◆ Problem ◆
The response should consist of every line below, restated exactly, with no pictures.

[Data about app and page elements]

====

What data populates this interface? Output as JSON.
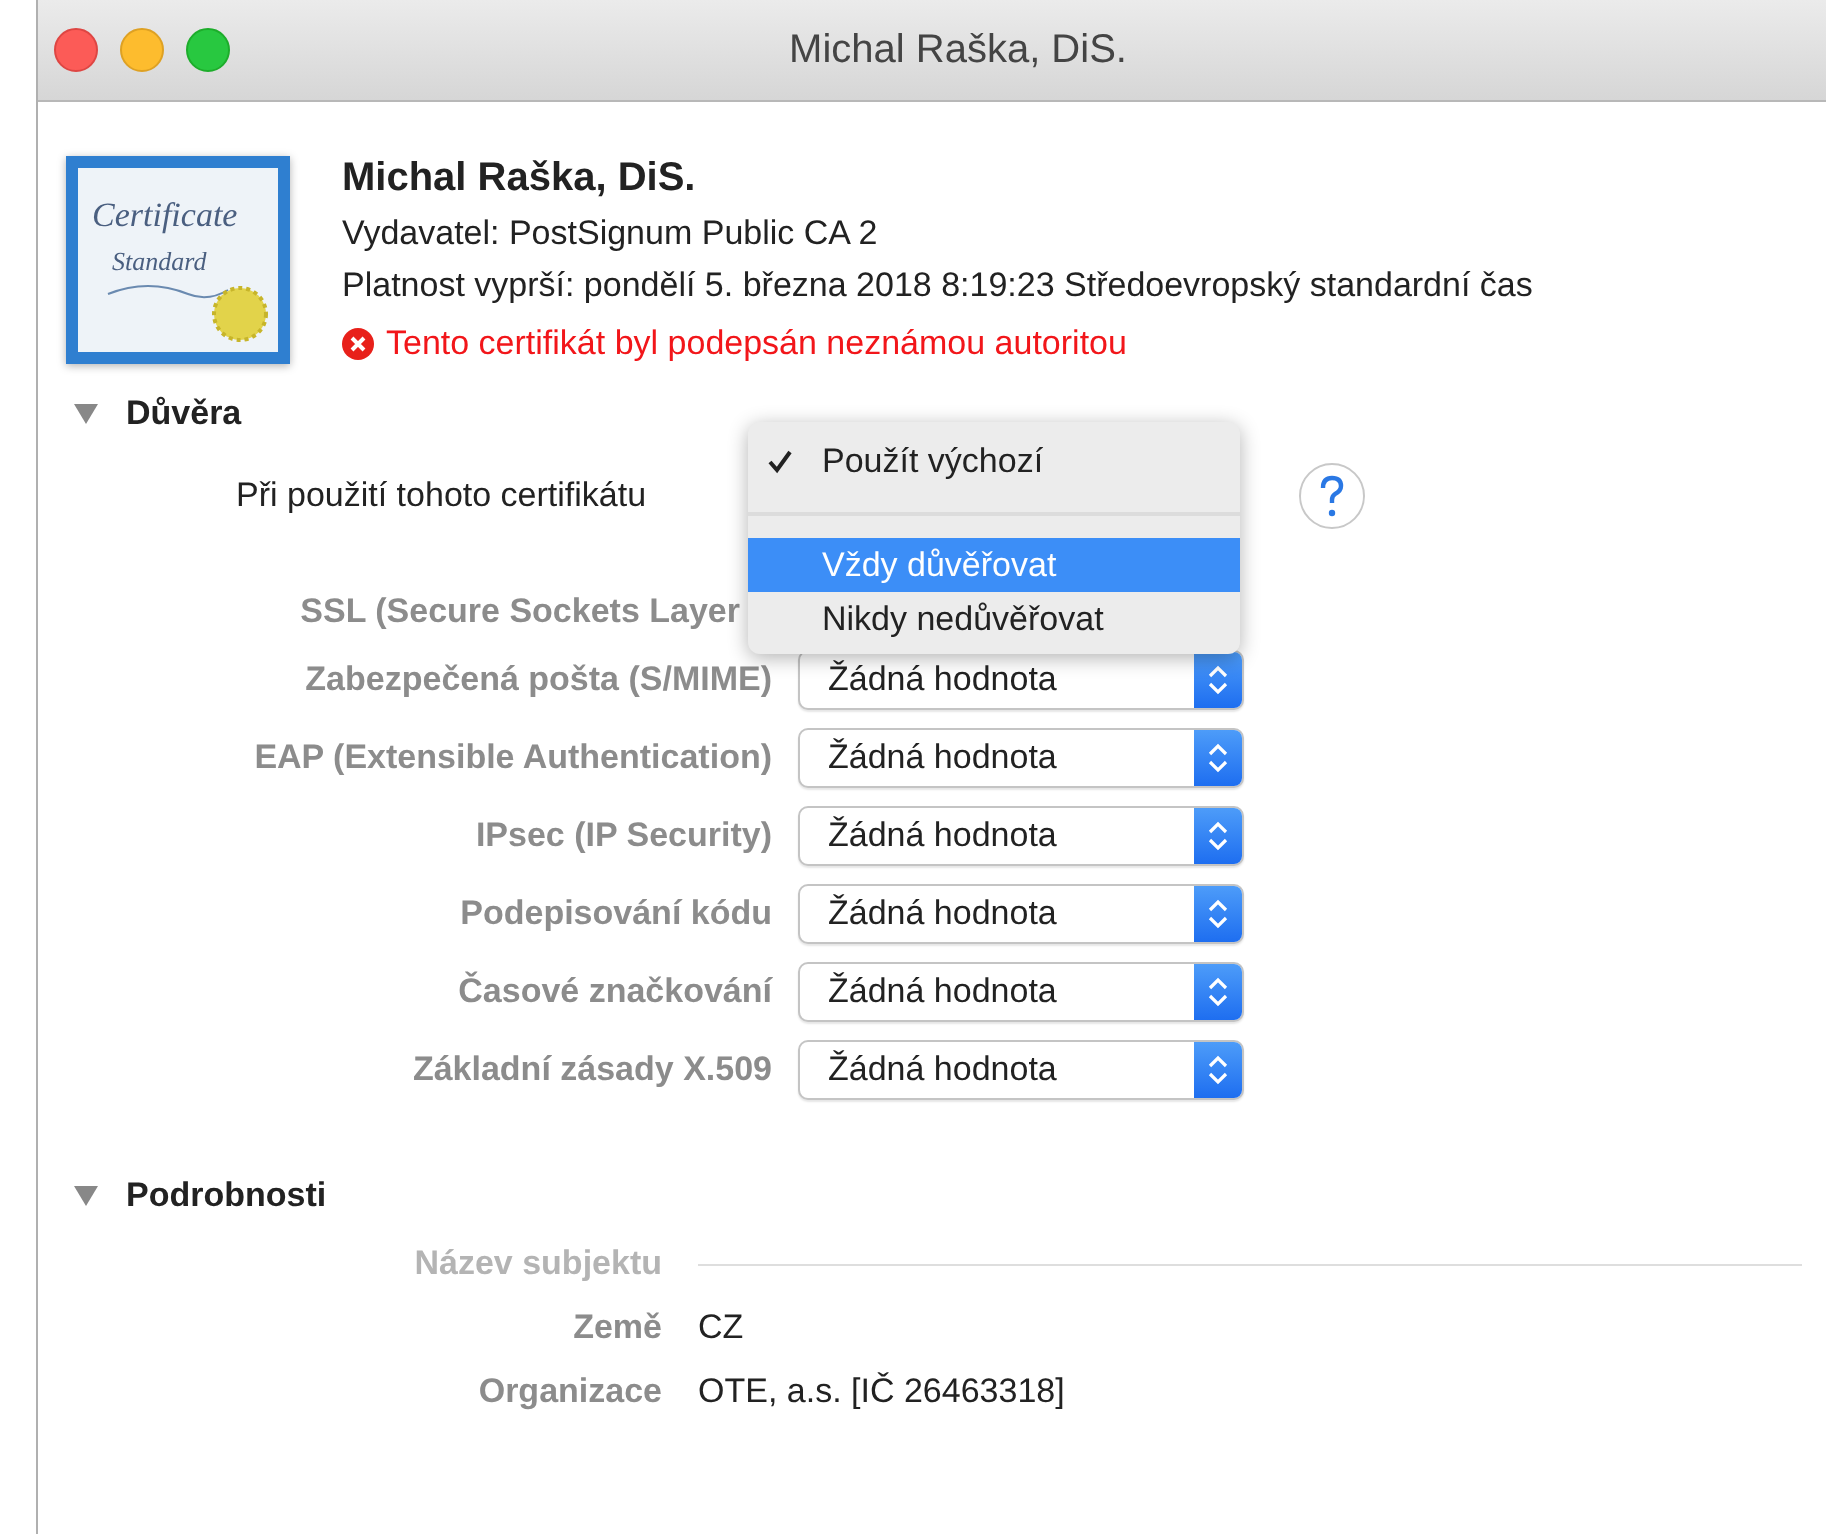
{
  "window": {
    "title": "Michal Raška, DiS."
  },
  "certificate": {
    "icon_lines": [
      "Certificate",
      "Standard"
    ],
    "name": "Michal Raška, DiS.",
    "issuer": "Vydavatel: PostSignum Public CA 2",
    "expiry": "Platnost vyprší: pondělí 5. března 2018 8:19:23 Středoevropský standardní čas",
    "error": "Tento certifikát byl podepsán neznámou autoritou"
  },
  "trust": {
    "title": "Důvěra",
    "expanded": true,
    "usage_label": "Při použití tohoto certifikátu",
    "menu": [
      {
        "label": "Použít výchozí",
        "checked": true,
        "selected": false
      },
      {
        "label": "Vždy důvěřovat",
        "checked": false,
        "selected": true
      },
      {
        "label": "Nikdy nedůvěřovat",
        "checked": false,
        "selected": false
      }
    ],
    "rows": [
      {
        "label": "SSL (Secure Sockets Layer"
      },
      {
        "label": "Zabezpečená pošta (S/MIME)",
        "value": "Žádná hodnota"
      },
      {
        "label": "EAP (Extensible Authentication)",
        "value": "Žádná hodnota"
      },
      {
        "label": "IPsec (IP Security)",
        "value": "Žádná hodnota"
      },
      {
        "label": "Podepisování kódu",
        "value": "Žádná hodnota"
      },
      {
        "label": "Časové značkování",
        "value": "Žádná hodnota"
      },
      {
        "label": "Základní zásady X.509",
        "value": "Žádná hodnota"
      }
    ]
  },
  "details": {
    "title": "Podrobnosti",
    "expanded": true,
    "group": "Název subjektu",
    "fields": [
      {
        "label": "Země",
        "value": "CZ"
      },
      {
        "label": "Organizace",
        "value": "OTE, a.s. [IČ 26463318]"
      }
    ]
  }
}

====

◆ Answer to this task ◆
What data populates this interface? Output as JSON.
{
  "window": {
    "title": "Michal Raška, DiS."
  },
  "certificate": {
    "icon_lines": [
      "Certificate",
      "Standard"
    ],
    "name": "Michal Raška, DiS.",
    "issuer": "Vydavatel: PostSignum Public CA 2",
    "expiry": "Platnost vyprší: pondělí 5. března 2018 8:19:23 Středoevropský standardní čas",
    "error": "Tento certifikát byl podepsán neznámou autoritou"
  },
  "trust": {
    "title": "Důvěra",
    "expanded": true,
    "usage_label": "Při použití tohoto certifikátu",
    "menu": [
      {
        "label": "Použít výchozí",
        "checked": true,
        "selected": false
      },
      {
        "label": "Vždy důvěřovat",
        "checked": false,
        "selected": true
      },
      {
        "label": "Nikdy nedůvěřovat",
        "checked": false,
        "selected": false
      }
    ],
    "rows": [
      {
        "label": "SSL (Secure Sockets Layer"
      },
      {
        "label": "Zabezpečená pošta (S/MIME)",
        "value": "Žádná hodnota"
      },
      {
        "label": "EAP (Extensible Authentication)",
        "value": "Žádná hodnota"
      },
      {
        "label": "IPsec (IP Security)",
        "value": "Žádná hodnota"
      },
      {
        "label": "Podepisování kódu",
        "value": "Žádná hodnota"
      },
      {
        "label": "Časové značkování",
        "value": "Žádná hodnota"
      },
      {
        "label": "Základní zásady X.509",
        "value": "Žádná hodnota"
      }
    ]
  },
  "details": {
    "title": "Podrobnosti",
    "expanded": true,
    "group": "Název subjektu",
    "fields": [
      {
        "label": "Země",
        "value": "CZ"
      },
      {
        "label": "Organizace",
        "value": "OTE, a.s. [IČ 26463318]"
      }
    ]
  }
}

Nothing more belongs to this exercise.